◆ **Exercise goal**
The records that follow must be repeated exactly, minus the images.

◆ **Data for this task**
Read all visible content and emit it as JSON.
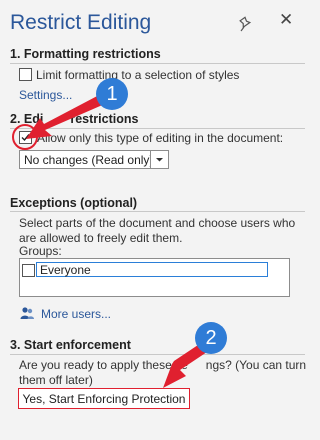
{
  "pane": {
    "title": "Restrict Editing",
    "pin_icon": "pin-icon",
    "close_icon": "close-icon"
  },
  "section1": {
    "title": "1. Formatting restrictions",
    "checkbox_label": "Limit formatting to a selection of styles",
    "checkbox_checked": false,
    "settings_link": "Settings..."
  },
  "section2": {
    "title_visible": "2. Edi",
    "title_tail": "restrictions",
    "checkbox_label": "Allow only this type of editing in the document:",
    "checkbox_checked": true,
    "select_value": "No changes (Read only)"
  },
  "exceptions": {
    "title": "Exceptions (optional)",
    "description": "Select parts of the document and choose users who are allowed to freely edit them.",
    "groups_label": "Groups:",
    "groups": [
      {
        "name": "Everyone",
        "checked": false
      }
    ],
    "more_users_link": "More users..."
  },
  "section3": {
    "title": "3. Start enforcement",
    "description_part1": "Are you ready to apply these se",
    "description_part2": "ngs? (You can turn",
    "description_line2": "them off later)",
    "button_label": "Yes, Start Enforcing Protection"
  },
  "annotations": {
    "badge1": "1",
    "badge2": "2",
    "accent_color": "#e0202f",
    "badge_color": "#2f7cd6"
  },
  "colors": {
    "background": "#f3f3f3",
    "title": "#2b579a",
    "link": "#2b579a"
  }
}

◆ **Exercise output**
Read all visible content and emit it as JSON.
{
  "pane": {
    "title": "Restrict Editing",
    "pin_icon": "pin-icon",
    "close_icon": "close-icon"
  },
  "section1": {
    "title": "1. Formatting restrictions",
    "checkbox_label": "Limit formatting to a selection of styles",
    "checkbox_checked": false,
    "settings_link": "Settings..."
  },
  "section2": {
    "title_visible": "2. Edi",
    "title_tail": "restrictions",
    "checkbox_label": "Allow only this type of editing in the document:",
    "checkbox_checked": true,
    "select_value": "No changes (Read only)"
  },
  "exceptions": {
    "title": "Exceptions (optional)",
    "description": "Select parts of the document and choose users who are allowed to freely edit them.",
    "groups_label": "Groups:",
    "groups": [
      {
        "name": "Everyone",
        "checked": false
      }
    ],
    "more_users_link": "More users..."
  },
  "section3": {
    "title": "3. Start enforcement",
    "description_part1": "Are you ready to apply these se",
    "description_part2": "ngs? (You can turn",
    "description_line2": "them off later)",
    "button_label": "Yes, Start Enforcing Protection"
  },
  "annotations": {
    "badge1": "1",
    "badge2": "2",
    "accent_color": "#e0202f",
    "badge_color": "#2f7cd6"
  },
  "colors": {
    "background": "#f3f3f3",
    "title": "#2b579a",
    "link": "#2b579a"
  }
}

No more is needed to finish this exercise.